Earlier this year, the “cramdown” legislation, passed the Senate but not the House. The “cramdown” permitted bankruptcy judges to modify primary home loans; basically it gave them the authority to force the bank to do a Loan Modification. The reason it didn’t pass the House is that mortgage lenders promised they’d take care of the problem and help families avoid foreclosure through Loan Modifications.
So far, banks/servicers are not taking care of the problem and are far from the Governments expectations of providing Loan Modifications to homeowners. Too many homeowners that should be qualifying for the Loan Modifications are still being denied. Banks such as Wells Fargo and Bank of America are at the top of the list for not meeting Government expectations on loan modifications. Remember, these banks received millions of dollars of Troubled Asset Relief Program (TARP) money or easier to say, tax payers tax money that was implemented during the Bush Administration!
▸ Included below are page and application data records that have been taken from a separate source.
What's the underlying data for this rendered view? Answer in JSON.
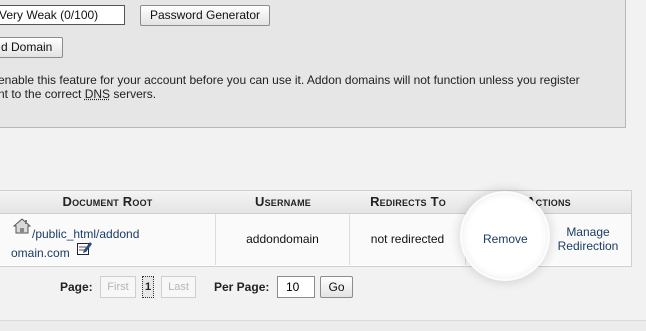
{
  "password": {
    "strength_text": "Very Weak (0/100)",
    "generator_label": "Password Generator"
  },
  "add_domain": {
    "button_label": "d Domain"
  },
  "notice": {
    "line1": "enable this feature for your account before you can use it. Addon domains will not function unless you register",
    "line2_pre": "nt to the correct ",
    "line2_dns": "DNS",
    "line2_post": " servers."
  },
  "table": {
    "headers": {
      "document_root": "Document Root",
      "username": "Username",
      "redirects_to": "Redirects To",
      "actions": "Actions"
    },
    "row": {
      "docroot_line1": "/public_html/addond",
      "docroot_line2": "omain.com",
      "username": "addondomain",
      "redirects": "not redirected",
      "remove": "Remove",
      "manage_line1": "Manage",
      "manage_line2": "Redirection"
    }
  },
  "pagination": {
    "page_label": "Page:",
    "first": "First",
    "current": "1",
    "last": "Last",
    "per_page_label": "Per Page:",
    "per_page_value": "10",
    "go": "Go"
  },
  "icons": [
    "home-icon",
    "edit-icon"
  ]
}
Those in the banking/servicing industry must understand that if there are not a significant number of loan modifications to stop this problem that there is a strong argument to revive the bankruptcy “cramdown” legislation. It seems extremely strong that the way the servicers are handle loan modifications that it is not sufficient enough to handle the current problem. It will surely strengthen the comeback of the “cramdown” legislation and this time it would probably pass.
Last month many cities hits double digit marks for unemployment. This can only follow with more and more homes needing loan modifications to avoid foreclosure as unemployment correlates to the number of foreclosures.
In addition, those close to retirement have found that their retirement is gone, lost by Wall Street. Or they had to borrower from retirement to pay their mortgage because they couldn’t get a loan modification. Some have even borrowed money from their credit cards and have racked up a significant amount of debt to just pay their mortgage.
Some homeowners have filed for bankruptcy to relieve themselves of all debt but their home mortgage so that they can qualify for a loan modification.
“This article is brought to you by Gus Woltmann”.